It was a full time job in itself just reading through all the information which came through the newsroom each day to find ones we would want to follow up for publication.
The fact is that only a tiny percentage of the information which poured into the newsroom ever got to come out of the other side as an article in the next day’s publication – the rest was just deleted.
But at least everything got read before it got deleted right? Wrong.
There were not enough hours in the day to read everything so this is what would typically happen:
- not a look in – some people or organizations who had gained a reputation of sending absolute rubbish would have their emails immediately deleted – unread.
- you’ve got to be joking – some emails were just too long and boring to read and as a result, they did not get read at all. If the email went on for six or seven pages and looked boring then it would not even get read. Yes we may have missed some good stories by ignoring this source of content but that is what happened.
- you have ten seconds starting from now – If I didn’t know who an email was from then I would look at it…for all of about ten seconds (or less) Basically if the first paragraph didn’t grab my attention then I stopped reading and moved on to the next one.
- I know you and I like you – Some people sent in emails that were timely, relevant, interesting and right up our street. These were always given the most attention as they were most likely to contain material we could use as content for the next day’s paper.
- Please stop annoying me – At the opposite end of the spectrum were emails from PR companies which were nothing short of marketing drivel. You could judge the levels of desperation by the amount of times they would send the same email and follow them up with maddening phone calls.
You don’t have to work for a newspaper to learn lessons from these examples because they can apply to anyone who sends an email to anyone ever.

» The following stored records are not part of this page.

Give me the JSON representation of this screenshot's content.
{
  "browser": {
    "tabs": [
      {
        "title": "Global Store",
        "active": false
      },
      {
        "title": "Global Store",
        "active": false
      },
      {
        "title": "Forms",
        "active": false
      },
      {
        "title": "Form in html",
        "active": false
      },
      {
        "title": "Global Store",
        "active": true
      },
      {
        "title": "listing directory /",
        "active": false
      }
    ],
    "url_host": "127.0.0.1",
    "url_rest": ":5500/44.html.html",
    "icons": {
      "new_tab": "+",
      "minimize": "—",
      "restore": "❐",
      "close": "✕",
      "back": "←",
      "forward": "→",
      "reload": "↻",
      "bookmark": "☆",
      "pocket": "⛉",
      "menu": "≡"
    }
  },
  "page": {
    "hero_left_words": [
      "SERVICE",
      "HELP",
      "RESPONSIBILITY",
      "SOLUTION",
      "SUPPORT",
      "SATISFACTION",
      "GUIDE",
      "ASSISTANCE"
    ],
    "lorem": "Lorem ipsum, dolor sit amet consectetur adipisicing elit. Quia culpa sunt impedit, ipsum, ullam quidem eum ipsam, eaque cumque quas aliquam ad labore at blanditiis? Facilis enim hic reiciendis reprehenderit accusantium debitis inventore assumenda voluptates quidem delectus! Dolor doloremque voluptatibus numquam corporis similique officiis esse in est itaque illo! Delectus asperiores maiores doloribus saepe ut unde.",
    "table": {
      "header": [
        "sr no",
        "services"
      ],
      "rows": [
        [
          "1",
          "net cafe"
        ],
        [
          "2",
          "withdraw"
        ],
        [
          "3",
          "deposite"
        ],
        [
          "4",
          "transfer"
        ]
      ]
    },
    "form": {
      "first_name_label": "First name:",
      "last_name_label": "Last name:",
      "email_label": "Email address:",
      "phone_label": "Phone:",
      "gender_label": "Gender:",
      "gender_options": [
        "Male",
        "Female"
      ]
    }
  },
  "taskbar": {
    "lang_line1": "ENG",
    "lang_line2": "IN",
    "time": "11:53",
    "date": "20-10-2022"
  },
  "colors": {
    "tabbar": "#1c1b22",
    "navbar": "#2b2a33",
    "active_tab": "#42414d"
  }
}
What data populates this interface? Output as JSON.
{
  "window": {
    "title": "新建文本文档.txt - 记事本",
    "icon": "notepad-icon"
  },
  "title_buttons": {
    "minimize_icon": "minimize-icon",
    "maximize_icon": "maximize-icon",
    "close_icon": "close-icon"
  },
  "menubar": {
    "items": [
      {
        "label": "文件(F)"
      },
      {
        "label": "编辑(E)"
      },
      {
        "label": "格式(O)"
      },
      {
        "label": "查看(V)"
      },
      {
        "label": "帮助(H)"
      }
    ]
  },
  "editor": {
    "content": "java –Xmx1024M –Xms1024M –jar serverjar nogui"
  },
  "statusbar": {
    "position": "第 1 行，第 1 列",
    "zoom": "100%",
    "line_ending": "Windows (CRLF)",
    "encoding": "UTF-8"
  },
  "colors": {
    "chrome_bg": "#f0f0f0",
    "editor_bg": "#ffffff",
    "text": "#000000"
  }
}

Basically know what your audience wants and send emails that will actually want to read. You won’t get it right all the time but if around eight out of ten of your emails are on target then you should be doing very well indeed.